Residents urge Bexley to pass protest ban
A wavering Bexley City Council conceded to table a controversial ordinance to ban protesting targeted at residences after an extended debate at the Sept. 9 council meeting.
Council members, poised to vote down the ordinance in light of first amendment rights and with the belief that the standing laws exert adequate protection, met wild opposition from audience members, all in support of the legislation.
Harvey Blank, a doctor at an abortion clinic, witnessed protesters picketing in front of his Bexley residence on Broad Street in May.
"Preserving the sanctity of a home is surely important. I’m asking you to protect my freedom," Blank said.
Bexley resident Brian Wiehaus put himself in Blank’s shoes and asked, "How would I feel if I were the one targeted? If you can’t feel safe in your home in Bexley, Ohio, where can you? I think it’s safe to say that Dr. Blank does not feel safe."
City Attorney Lou Chodosh assured that in the event of a serious threat, there are laws against trespassing, menacing, stalking and disorderly conduct.
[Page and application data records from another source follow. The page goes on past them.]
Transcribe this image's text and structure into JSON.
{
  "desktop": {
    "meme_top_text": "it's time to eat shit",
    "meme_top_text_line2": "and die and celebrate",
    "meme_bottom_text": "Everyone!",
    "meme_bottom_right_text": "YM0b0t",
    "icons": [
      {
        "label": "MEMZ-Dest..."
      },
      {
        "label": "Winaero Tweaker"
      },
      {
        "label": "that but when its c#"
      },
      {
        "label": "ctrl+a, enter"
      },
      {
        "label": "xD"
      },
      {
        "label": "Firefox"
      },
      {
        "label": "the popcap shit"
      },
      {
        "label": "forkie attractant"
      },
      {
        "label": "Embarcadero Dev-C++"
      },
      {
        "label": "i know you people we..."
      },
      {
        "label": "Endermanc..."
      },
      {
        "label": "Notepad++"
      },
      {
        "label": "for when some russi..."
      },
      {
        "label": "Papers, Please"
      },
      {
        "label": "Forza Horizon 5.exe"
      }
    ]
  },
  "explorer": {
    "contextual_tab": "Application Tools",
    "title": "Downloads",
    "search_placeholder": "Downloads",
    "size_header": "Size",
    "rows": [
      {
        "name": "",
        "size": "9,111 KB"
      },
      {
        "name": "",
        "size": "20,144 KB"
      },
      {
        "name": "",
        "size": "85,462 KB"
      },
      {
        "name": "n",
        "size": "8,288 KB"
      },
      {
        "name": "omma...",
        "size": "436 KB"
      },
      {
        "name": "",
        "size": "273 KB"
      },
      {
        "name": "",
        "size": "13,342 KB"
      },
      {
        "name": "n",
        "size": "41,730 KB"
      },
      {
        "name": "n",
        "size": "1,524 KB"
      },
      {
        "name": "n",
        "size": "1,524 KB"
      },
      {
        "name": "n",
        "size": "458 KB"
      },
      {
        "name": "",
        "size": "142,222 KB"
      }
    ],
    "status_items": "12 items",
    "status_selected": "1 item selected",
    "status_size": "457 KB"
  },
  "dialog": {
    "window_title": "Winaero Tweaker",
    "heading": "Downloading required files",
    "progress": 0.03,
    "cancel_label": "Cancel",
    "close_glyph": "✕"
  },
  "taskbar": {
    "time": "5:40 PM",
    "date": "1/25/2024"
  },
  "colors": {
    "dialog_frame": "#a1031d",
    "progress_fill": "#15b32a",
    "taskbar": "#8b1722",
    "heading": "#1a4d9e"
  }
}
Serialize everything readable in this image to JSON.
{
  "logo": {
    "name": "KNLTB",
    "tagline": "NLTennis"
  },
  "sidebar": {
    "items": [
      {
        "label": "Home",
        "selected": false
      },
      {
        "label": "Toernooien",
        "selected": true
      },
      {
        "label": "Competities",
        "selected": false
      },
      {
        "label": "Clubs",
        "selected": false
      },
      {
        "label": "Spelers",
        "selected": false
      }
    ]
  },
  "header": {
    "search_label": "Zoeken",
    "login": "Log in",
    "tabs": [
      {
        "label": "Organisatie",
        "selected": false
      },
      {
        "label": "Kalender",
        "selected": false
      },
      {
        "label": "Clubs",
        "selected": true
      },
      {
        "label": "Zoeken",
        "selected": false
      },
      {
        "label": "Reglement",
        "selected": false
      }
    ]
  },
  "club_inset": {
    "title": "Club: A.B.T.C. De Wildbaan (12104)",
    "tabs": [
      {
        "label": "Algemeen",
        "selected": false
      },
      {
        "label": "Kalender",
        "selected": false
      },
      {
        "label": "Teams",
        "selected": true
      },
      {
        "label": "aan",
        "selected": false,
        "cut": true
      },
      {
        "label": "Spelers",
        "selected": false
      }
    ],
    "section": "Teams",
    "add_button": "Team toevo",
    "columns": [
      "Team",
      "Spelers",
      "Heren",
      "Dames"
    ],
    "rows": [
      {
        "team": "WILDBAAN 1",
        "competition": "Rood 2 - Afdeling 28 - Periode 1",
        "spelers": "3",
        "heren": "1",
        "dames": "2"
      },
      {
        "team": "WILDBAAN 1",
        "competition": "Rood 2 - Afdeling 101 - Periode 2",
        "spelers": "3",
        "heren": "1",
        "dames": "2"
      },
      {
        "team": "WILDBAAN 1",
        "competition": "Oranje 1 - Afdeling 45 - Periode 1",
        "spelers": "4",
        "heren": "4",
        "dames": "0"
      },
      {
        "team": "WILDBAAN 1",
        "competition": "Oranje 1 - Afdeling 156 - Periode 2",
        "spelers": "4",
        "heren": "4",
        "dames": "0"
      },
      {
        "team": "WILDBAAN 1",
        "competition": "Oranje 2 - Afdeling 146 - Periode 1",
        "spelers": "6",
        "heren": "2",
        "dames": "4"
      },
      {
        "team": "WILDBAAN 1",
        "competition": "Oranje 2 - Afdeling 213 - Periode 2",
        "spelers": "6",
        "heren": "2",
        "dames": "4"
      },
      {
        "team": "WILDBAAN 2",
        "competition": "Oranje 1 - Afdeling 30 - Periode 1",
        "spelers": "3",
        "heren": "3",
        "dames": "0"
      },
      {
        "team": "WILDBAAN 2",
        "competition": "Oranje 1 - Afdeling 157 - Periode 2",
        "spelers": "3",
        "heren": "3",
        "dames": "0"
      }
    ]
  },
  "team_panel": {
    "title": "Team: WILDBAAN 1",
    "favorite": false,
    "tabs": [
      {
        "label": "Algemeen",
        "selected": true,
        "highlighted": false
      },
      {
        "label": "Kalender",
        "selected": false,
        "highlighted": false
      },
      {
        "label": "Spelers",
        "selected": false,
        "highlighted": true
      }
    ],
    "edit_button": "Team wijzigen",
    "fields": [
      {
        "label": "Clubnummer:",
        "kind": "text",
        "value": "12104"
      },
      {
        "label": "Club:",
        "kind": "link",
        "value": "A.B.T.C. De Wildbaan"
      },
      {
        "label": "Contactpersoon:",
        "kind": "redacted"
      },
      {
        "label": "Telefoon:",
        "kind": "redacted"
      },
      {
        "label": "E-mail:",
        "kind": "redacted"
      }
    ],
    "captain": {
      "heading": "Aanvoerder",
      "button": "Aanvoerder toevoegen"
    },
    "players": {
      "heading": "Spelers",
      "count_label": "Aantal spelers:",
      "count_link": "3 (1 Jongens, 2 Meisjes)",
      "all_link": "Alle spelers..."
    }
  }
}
"I truly believe that if there’s ever a situation like this, you will be protected," Chodosh said. "I also understand the opposite fear - a fear of mind. If we tell people that they can’t do this, who’s next and what? It’s always a slippery slope when dealing with people’s rights."
Police Chief Larry Rinehart said the police department has responded to calls involving picketers, but hasn’t found any reason to legally remove them.
"We don’t have laws on the books that prohibit this kind of protesting," said Rinehart, whose only request is for adequate training time for officers in the event the ordinance is passed.
Mayor John Brennan said passing the ordinance invites protestors to the city who would claim the ordinance violates freedom of speech.
"My concern is in two weeks when the other side shows up," said Brennan, who pointed out that no one from the American Civil Liberties Union, or any other group opposed to the ordinance, was there.
The council also fears potential lawsuits addressing the constitutionality of the ordinance.
The U.S. Supreme Court upheld similar legislation in Wisconsin, but the law’s leeway surfaces in how to appropriately enforce the ordinance.
Council plans to investigate potential language to give the police department more definite guidance in approaching protesters.
Bexley City Council members are seeking options to ensure the lowest construction cost for the proposed new Bexley Police Station.
According to design professional Dave King of Horne & King Architects, the original estimate for the project proved too low, but there are few opportunities to cut costs by scaling back the project.
"I would really like to avoid reducing the square footage," King said. "To save $1 million we’d have to do a significant adjustment - get rid of the elevator and stairs and do a serious re-evaluation of how we approach the building."
Mac Ware, the potential owner’s representative for the project agreed.
"The building is very efficient now," Ware said. "There’s not a lot of fat to trim. I think it’s important to keep in mind that the plans we developed are a result of the 10 years that we’ve talked about this."
City council members disagree on whether to request bids from contractors at this point.
Safety Director Jed Morison suggested the city move to request bids in order to break ground this fall and potentially save the added cost increase of breaking ground in the spring.
The city does possess the funds necessary to appropriate for the police station and, thus request bids from contractors, but council members want to make sure they investigate other routes before rushing into a project that will financially strain the city.
Council members will hold a special meeting at 6 p.m. Sept. 16 to discuss the issue further.
Capital University looks to the Bexley City Council to grant a zoning variance for a property located on Broad Street in order to create administrative offices for its alumni association.
The property at 2361 E. Mound St. is zoned for single-family residential use. The university asked that the city approve its use for institutional and educational purposes.
According to two representatives from the university, the house would still maintain the outer facade of a single family residential property with small signage offset from the door. The university would also landscape around the house, renovate the garage and pave the driveway.
Capital University owns the adjacent houses around the property, which are used for honors and faculty housing.
Two audience members spoke against the variance.
"The approval of this variance will create a dangerous precedent to all houses in the area and should be maintained and used as a single-family residence," Amy Lauerhass said.
Lauerhass pointed out that the university owns a dozen houses on West Mound Street outside of its original boundaries and insists the university is not a "good steward of its property."
Susan Plaisted asserted that a zoning variance is not the same as a building permit. The building needs to meet the handicap and fire requirements set forth for a business.
The Bexley City Council will hold a meeting at 5:30 p.m. Sept. 23 to continue discussion on the matter.